» **ASSIGNMENT**: State the number of lines that hold "JSON" in the records below, with no other words.

=== Section Start ===

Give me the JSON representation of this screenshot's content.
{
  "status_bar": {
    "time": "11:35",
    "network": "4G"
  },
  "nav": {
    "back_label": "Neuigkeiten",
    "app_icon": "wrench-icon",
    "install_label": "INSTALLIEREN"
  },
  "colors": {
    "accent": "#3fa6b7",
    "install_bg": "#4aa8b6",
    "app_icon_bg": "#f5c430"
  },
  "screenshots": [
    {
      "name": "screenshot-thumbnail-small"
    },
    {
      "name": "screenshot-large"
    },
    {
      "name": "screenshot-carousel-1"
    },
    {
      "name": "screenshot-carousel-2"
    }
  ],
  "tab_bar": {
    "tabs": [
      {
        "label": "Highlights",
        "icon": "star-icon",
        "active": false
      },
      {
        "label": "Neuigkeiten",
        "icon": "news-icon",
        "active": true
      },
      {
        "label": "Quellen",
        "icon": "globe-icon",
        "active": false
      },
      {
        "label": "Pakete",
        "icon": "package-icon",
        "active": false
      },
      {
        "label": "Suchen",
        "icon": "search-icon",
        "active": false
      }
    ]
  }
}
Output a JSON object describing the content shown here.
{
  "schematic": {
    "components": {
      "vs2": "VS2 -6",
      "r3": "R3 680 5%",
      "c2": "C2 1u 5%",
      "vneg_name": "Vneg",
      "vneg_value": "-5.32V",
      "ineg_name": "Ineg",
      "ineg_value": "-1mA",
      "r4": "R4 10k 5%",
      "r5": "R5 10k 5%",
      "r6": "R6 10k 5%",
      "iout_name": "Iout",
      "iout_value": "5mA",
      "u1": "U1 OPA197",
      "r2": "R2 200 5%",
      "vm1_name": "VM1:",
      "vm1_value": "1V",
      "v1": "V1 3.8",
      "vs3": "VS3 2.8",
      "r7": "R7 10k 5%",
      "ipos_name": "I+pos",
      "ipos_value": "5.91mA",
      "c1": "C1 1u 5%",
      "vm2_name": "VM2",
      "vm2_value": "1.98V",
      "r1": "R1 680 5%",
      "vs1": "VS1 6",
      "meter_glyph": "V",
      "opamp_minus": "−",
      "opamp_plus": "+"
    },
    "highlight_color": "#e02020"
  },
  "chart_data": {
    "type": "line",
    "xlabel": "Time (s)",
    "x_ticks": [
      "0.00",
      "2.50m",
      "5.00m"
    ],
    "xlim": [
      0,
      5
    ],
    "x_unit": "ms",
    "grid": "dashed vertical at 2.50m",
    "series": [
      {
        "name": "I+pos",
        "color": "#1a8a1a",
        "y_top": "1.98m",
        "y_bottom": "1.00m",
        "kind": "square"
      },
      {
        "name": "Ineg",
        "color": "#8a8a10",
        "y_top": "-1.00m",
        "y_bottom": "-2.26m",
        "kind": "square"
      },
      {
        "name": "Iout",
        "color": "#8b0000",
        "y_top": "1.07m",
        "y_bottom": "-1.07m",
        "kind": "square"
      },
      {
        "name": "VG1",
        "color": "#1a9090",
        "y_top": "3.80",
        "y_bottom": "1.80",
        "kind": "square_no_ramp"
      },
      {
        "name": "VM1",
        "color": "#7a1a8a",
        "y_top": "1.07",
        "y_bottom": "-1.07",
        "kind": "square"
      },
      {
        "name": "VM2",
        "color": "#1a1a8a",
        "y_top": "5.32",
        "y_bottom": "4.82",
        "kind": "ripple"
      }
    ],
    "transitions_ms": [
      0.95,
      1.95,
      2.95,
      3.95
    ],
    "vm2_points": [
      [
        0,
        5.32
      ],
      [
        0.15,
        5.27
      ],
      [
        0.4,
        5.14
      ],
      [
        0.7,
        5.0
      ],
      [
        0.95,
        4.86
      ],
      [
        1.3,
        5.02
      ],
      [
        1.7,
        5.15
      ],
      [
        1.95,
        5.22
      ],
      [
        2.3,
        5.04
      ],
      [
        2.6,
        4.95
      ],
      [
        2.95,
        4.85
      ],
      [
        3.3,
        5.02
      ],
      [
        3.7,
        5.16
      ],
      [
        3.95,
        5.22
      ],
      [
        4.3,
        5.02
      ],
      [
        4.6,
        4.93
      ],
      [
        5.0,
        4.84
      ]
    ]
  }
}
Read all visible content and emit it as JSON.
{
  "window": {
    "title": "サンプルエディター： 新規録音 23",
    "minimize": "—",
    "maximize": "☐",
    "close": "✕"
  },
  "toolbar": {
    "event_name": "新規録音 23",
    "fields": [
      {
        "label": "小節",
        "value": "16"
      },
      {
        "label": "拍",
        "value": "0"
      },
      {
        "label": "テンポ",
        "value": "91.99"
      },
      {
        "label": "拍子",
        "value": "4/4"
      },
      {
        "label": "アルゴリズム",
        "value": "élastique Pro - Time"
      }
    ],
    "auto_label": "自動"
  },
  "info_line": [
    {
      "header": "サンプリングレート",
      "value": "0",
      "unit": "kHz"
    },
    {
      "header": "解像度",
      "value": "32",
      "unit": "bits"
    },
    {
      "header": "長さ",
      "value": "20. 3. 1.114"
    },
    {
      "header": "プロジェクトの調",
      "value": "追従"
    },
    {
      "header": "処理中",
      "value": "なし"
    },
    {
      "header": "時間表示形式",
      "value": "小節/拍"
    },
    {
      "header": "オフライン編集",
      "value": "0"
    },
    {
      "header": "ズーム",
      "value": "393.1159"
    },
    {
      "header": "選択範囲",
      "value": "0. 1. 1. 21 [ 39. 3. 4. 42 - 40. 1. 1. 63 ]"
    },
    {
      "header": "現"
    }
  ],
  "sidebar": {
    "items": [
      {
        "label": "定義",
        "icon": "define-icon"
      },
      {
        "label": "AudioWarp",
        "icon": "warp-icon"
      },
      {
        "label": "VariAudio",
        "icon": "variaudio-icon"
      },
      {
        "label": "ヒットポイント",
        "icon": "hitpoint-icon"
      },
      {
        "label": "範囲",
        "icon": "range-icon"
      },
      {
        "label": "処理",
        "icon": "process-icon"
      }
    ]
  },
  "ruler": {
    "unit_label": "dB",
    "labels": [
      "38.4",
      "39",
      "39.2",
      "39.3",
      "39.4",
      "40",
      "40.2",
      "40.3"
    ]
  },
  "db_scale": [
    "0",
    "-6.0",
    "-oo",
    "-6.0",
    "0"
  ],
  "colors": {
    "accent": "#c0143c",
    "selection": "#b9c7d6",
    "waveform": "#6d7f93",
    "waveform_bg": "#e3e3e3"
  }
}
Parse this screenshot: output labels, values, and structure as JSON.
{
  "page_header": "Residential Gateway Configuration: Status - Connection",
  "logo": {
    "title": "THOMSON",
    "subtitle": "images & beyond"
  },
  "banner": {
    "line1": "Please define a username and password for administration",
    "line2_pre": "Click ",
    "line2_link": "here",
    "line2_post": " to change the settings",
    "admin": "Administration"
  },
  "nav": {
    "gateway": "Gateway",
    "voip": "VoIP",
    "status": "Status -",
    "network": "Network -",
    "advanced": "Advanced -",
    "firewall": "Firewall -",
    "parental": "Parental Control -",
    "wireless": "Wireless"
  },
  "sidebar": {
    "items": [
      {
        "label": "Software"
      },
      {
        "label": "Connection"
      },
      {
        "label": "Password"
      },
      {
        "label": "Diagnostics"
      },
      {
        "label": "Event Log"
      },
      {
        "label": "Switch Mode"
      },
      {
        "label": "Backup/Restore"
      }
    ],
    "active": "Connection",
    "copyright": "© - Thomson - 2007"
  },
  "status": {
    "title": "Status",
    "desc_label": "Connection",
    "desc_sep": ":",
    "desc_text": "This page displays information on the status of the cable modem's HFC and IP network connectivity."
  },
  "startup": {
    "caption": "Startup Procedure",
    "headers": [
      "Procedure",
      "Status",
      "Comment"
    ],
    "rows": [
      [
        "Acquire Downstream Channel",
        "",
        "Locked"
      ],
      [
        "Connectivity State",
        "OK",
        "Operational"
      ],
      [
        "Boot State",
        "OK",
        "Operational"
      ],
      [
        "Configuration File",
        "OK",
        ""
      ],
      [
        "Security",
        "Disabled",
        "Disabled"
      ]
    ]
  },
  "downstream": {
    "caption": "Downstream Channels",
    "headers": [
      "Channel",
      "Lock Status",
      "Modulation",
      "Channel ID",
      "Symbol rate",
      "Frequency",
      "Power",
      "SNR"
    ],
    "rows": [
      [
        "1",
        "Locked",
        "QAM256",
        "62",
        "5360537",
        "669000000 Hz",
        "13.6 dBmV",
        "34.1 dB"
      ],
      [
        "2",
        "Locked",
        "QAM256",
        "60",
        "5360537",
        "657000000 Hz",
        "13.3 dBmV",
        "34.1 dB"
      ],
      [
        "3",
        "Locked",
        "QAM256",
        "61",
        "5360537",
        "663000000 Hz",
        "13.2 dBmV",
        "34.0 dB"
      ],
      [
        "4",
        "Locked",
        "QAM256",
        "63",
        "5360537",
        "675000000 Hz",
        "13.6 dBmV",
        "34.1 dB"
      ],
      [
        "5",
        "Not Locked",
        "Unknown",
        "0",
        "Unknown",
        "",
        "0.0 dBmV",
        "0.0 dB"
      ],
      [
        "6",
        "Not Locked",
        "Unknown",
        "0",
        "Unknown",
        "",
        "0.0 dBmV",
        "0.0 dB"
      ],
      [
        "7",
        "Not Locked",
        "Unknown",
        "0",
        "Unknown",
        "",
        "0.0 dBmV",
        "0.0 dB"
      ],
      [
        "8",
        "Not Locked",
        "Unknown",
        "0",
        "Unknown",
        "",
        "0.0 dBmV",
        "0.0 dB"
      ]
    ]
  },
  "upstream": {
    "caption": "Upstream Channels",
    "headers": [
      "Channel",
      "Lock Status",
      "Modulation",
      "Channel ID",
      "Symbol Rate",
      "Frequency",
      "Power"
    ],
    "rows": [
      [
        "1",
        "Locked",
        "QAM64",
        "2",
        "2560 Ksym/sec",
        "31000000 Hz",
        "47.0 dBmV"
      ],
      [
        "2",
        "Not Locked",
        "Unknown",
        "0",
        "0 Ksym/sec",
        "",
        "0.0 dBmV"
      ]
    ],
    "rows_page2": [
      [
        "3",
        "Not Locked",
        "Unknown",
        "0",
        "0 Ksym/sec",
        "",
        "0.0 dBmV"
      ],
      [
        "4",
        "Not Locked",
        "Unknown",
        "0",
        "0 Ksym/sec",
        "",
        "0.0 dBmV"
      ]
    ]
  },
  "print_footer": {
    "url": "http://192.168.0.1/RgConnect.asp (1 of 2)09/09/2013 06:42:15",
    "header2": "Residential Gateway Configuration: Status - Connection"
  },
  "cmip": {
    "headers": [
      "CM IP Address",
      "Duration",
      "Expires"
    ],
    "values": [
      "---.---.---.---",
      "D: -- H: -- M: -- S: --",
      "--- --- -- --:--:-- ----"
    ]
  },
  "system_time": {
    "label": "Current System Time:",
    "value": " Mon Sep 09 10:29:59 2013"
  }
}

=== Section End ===

» **WRITTEN REPLY**: 4